Limbal congestion is seen as a semi-circular zone of conjunctival/scleral congestion located on the limbal margin adjacent to the where the scleral landing zone bears down on the sclera.
Limbal congestion will be present when excessive PLTT is present in that meridian, causing increased capillary force suctioning the lens down on the sclera.
With OCT imaging the congestion area will appear as bunched up conjunctival tissue adjacent to the heavy bearing SLZ and has a similar appearance to the edge of an impact zone caused by a large object striking the ground.
Observe the PLTT profile with you slit lamp and look for a too thick PLTT profile. Perform over topography and a negative fluorescein test and see if sodium fluorescein floods into the lens bowl where the limbal congestion is present.
If too much PLTT is present in the zone of the limbal congestion, no sodium fluorescein flows in underneath the lens and over topography shows the flat axis in that meridian, the cause is excessive down pressure. Try to decrease the overall sag of the lens or steepen the BOZR in that meridian to reduce the excessive PLTT.

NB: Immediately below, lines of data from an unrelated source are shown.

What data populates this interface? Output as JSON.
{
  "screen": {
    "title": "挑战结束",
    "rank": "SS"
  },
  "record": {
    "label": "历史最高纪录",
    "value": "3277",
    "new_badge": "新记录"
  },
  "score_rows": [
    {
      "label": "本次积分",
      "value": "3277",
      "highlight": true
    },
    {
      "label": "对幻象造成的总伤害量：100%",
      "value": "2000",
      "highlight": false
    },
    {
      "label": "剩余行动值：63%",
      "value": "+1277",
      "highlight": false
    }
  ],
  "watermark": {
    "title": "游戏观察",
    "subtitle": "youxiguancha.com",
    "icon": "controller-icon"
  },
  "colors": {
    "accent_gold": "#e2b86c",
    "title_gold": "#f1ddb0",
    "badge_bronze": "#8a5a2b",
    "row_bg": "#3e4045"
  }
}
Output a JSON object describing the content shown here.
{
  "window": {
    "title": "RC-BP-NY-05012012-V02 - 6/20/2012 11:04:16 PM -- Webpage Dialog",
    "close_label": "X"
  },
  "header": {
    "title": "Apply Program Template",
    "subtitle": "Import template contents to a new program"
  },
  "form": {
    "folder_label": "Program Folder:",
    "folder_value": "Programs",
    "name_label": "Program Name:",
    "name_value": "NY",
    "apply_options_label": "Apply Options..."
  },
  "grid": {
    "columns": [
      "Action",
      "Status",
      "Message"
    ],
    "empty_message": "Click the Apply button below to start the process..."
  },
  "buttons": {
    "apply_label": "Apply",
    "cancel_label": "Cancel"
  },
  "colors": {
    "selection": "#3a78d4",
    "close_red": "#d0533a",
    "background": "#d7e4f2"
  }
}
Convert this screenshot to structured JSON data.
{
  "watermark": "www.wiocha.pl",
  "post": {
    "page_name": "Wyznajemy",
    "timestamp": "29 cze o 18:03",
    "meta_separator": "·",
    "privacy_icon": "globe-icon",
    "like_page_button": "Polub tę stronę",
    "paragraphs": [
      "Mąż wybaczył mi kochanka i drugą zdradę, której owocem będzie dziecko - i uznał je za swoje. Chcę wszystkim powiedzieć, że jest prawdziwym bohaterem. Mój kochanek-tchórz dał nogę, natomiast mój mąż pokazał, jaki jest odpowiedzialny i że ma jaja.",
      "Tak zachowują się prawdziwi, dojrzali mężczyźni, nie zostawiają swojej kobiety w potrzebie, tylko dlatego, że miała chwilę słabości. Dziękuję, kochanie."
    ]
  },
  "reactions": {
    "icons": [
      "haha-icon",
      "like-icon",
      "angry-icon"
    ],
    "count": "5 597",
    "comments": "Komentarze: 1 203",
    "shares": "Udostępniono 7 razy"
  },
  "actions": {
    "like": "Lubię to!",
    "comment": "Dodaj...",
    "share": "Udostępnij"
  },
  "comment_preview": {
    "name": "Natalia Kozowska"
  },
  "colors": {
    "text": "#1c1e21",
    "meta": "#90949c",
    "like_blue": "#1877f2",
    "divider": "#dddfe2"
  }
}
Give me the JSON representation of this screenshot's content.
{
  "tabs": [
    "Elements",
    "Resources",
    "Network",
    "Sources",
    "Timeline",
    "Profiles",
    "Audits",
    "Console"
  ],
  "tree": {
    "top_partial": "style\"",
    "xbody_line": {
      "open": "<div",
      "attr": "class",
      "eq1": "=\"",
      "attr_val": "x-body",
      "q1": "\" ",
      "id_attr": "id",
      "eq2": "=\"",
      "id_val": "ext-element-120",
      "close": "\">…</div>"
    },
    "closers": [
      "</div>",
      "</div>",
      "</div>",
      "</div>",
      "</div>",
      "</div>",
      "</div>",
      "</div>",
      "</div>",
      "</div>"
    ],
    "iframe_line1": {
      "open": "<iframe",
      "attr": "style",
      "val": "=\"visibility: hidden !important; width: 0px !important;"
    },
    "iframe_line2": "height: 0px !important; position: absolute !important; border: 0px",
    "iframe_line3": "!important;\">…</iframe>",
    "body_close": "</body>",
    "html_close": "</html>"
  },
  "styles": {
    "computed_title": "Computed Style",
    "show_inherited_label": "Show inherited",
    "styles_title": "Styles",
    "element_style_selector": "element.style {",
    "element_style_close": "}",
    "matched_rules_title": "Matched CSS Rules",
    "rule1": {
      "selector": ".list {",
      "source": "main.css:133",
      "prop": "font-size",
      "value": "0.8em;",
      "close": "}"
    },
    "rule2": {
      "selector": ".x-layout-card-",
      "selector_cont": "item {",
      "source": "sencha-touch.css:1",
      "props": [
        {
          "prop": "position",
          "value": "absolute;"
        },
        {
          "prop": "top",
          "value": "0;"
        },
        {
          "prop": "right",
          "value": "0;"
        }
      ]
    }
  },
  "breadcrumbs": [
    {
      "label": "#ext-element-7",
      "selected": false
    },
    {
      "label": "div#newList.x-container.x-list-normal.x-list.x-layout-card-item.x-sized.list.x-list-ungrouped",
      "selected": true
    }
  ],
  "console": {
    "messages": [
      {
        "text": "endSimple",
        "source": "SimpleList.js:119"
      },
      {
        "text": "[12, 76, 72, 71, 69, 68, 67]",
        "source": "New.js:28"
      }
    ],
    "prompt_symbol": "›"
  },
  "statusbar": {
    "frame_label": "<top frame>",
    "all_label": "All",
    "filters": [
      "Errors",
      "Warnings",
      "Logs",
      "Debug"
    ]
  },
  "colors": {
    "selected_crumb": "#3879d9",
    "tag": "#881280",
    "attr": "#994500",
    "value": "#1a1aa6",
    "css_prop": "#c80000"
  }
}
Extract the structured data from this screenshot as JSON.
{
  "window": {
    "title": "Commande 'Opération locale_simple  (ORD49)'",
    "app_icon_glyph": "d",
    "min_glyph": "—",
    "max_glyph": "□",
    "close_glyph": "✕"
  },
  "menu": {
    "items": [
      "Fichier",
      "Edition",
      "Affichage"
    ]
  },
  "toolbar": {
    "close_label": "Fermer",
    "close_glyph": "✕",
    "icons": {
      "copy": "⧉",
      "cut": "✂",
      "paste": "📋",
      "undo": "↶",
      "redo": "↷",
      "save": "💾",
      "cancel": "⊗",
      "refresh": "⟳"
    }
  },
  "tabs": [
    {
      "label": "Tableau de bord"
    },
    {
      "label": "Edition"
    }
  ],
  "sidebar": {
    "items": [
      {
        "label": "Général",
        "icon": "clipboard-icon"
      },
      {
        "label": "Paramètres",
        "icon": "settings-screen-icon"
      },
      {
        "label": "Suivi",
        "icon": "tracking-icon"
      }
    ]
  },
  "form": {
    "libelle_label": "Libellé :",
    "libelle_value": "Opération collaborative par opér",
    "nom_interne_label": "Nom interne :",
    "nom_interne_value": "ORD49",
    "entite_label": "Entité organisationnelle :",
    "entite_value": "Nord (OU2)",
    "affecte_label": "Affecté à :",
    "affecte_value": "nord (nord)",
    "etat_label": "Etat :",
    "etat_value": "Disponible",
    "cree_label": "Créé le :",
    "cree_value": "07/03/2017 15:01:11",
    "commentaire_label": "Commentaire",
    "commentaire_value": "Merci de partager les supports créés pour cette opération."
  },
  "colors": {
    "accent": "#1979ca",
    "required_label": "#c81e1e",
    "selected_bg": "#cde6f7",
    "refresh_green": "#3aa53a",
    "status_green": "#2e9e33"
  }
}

Note: In some cases, it will be necessary to use a toric back optic zone to achieve the desired results. For example in keratoconus, limbal congestion can often be seen at the 6 o’clock position. Steepening the overall BOZR can cause lens bearing in the horizontal meridian, so instead of steepening the overall BOZR, only the BOZR of the vertical meridian can be steepened, effectively decreasing the mid-peripheral PLTT in the vertical meridian without affecting the mid-peripheral PLLT of the horizontal meridian.